Whenever a line in the data holds the string "JSON", copy that line.

• • • •

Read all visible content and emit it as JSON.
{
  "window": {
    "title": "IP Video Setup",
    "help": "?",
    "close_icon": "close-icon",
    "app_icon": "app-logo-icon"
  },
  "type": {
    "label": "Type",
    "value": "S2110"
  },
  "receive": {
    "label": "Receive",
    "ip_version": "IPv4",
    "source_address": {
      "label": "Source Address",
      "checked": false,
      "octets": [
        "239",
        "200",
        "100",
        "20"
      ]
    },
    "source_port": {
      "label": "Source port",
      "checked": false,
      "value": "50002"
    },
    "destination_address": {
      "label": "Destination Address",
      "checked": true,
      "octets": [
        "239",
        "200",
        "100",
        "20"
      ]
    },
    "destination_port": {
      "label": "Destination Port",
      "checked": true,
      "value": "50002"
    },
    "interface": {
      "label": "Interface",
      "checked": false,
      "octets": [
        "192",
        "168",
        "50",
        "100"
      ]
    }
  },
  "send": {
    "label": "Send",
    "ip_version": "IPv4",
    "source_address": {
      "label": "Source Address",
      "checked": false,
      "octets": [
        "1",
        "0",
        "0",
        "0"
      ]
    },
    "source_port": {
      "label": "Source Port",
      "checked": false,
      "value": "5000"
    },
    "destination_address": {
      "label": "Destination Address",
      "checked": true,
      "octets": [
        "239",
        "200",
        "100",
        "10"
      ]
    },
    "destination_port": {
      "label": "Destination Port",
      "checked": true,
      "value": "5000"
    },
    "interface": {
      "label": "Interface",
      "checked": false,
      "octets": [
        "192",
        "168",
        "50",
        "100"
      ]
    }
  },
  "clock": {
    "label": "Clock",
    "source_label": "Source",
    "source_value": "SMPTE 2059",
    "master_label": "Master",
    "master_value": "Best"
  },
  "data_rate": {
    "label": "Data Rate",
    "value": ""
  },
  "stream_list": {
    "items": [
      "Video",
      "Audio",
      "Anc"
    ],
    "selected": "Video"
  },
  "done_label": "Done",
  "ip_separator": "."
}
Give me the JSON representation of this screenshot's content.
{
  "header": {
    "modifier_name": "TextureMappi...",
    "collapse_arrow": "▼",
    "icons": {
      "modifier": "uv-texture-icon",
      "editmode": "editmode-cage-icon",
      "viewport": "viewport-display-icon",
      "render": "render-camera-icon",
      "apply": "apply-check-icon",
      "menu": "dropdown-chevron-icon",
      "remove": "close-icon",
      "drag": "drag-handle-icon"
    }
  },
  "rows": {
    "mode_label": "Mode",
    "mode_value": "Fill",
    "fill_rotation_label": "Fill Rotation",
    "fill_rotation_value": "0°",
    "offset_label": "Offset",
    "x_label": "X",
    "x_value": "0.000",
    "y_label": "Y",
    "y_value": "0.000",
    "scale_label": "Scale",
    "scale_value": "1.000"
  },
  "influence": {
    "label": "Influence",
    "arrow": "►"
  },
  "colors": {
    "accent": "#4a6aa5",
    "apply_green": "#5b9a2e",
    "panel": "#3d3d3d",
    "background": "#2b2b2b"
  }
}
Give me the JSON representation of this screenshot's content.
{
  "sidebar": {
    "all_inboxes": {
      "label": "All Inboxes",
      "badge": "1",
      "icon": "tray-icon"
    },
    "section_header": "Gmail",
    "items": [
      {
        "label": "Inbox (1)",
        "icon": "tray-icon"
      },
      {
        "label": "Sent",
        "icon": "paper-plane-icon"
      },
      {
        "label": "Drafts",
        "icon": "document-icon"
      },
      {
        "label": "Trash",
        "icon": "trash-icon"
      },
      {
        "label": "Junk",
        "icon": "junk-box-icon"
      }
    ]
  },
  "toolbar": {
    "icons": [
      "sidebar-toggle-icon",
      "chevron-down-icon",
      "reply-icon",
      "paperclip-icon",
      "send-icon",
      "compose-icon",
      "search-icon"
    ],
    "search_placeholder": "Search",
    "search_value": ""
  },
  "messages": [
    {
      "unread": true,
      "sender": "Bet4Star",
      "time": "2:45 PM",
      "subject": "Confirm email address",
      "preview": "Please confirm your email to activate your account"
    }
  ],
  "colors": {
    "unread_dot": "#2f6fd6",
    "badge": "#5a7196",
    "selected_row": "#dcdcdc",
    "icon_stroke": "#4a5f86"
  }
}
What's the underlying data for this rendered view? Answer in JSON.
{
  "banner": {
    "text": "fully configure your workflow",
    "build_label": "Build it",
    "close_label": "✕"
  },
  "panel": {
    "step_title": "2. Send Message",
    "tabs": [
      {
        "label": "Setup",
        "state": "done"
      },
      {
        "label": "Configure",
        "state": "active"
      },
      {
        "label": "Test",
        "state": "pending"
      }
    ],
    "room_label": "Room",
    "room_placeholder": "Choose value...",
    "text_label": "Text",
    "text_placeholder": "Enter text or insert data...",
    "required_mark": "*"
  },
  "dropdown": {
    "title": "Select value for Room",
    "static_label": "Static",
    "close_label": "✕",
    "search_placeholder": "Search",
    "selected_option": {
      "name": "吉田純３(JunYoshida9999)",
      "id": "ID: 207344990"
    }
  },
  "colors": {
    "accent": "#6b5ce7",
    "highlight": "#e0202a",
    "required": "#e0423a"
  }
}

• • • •

EXERCISE SOLUTION:
Read all visible content and emit it as JSON.
Give me the JSON representation of this screenshot's content.
Give me the JSON representation of this screenshot's content.
What's the underlying data for this rendered view? Answer in JSON.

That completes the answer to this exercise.